(1) Figures rounded to the nearest 100.
Mr. Byrne [holding answer 23 April 2007]: The Border and Immigration Agency uses the criteria laid down in the 1951 United Nations Convention relating to the Status of Refugees, as interpreted in Council Directive 2004/83/EC of the European Union. These criteria are set out in the Refugee or Person in Need of International Protection (Qualification) Regulations 2006 (SI 2006 No.2525) and in the Immigration Rules (in particular the Statement of changes Cm 6918 of 18 September 2006), to which decision makers have regard when granting people political asylum in the UK.
Damian Green: To ask the Secretary of State for the Home Department how many people had their deportations from the UK stopped in 2006 because their destination was deemed too dangerous, broken down by country of origin. 
Damian Green: To ask the Secretary of State for the Home Department (1) how much his Department has spent on the transition of the immigration and nationality directorate to the Border and Immigration Agency; 
Mr. Byrne: Both the regionalisation of the Border and Immigration Agency and the transition to full agency status are ongoing projects which are at early stages. It is expected that both the regionalisation and transition to shadow agency status will be delivered within the current resources available to the department.

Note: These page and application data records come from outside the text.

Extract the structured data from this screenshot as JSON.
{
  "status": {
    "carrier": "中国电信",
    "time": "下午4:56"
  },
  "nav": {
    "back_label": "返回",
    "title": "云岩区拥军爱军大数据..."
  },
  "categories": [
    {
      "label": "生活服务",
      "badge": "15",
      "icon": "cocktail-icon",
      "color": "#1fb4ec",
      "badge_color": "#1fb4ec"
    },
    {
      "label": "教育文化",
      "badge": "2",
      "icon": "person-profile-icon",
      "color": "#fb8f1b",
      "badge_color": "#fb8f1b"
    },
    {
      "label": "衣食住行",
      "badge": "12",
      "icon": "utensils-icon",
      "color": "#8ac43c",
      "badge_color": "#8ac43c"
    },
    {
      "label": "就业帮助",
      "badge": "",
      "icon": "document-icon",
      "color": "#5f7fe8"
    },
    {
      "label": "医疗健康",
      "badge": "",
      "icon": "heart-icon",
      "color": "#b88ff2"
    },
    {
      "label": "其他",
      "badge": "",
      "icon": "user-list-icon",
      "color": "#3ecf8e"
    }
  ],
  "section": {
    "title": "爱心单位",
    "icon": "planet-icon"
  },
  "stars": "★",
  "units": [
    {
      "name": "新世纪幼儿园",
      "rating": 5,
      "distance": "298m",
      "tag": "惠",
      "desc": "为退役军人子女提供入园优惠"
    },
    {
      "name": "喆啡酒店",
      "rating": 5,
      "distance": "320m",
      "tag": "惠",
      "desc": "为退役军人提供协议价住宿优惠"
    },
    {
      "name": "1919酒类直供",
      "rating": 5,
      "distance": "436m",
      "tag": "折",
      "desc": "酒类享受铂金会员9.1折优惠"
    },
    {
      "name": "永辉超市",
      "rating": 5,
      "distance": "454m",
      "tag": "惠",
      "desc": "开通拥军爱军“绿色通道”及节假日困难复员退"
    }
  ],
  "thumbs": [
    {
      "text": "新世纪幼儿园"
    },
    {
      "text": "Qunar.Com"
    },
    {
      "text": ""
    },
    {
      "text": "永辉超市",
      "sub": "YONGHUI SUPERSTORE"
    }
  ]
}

They are taught that handcuffs must be checked for security and comfort on application and then periodically whilst they remain in place. The handcuffs should ensure effective security but not be overly constrictive so that the skin is not pinched or circulation restricted.
Mr. Coaker: The main source of estimates of self-reported drug use is the British Crime Survey (BCS) but this provides information at the national and regional level only. However, the Home Office has commissioned a research study to provide estimates of the number of problematic opiate and crack cocaine users at local and national level. The results of the first year of this three-year study estimated that there were about 593 problem drug users (probable range 447 to 907) in Bexley Drug Action Team area in 2004-05. There are no comparable estimates available for previous years but this research project will produce estimates for 2005-06 and 2006-07 in the future.
Mr. Drew: To ask the Secretary of State for the Home Department what estimate he has made of the number of women who have been trafficked into the UK for each of the last three years for which figures are available. 
Mr. Coaker: The nature of the crime makes it difficult to make an accurate assessment of the extent of the problem although intelligence suggests there has been an increase on the trafficking problem over the last two or three years. In order to understand the situation better the Serious Organised Crime Agency, along with the United Kingdom Human Trafficking Centre is working to improve intelligence collection as a priority and this features strongly in the national intelligence requirements for 2006-07 and 2007-08.
However, emerging findings from a Home Office research paper due to be published this year estimate that at any one time in 2003 there were in the region of 4,000 female victims of trafficking for prostitution in the UK.
Mrs. May: To ask the Secretary of State for the Home Department how many illegal immigrants were referred by police forces to the Border and Immigration Agency in each year between 1997 and 2006; and how many were subsequently deported in each year. 
Jo Swinson: To ask the Secretary of State for the Home Department when he expects a decision to be made on the application of Satpal Ghusar (reference G1002712) for indefinite leave to remain in the UK.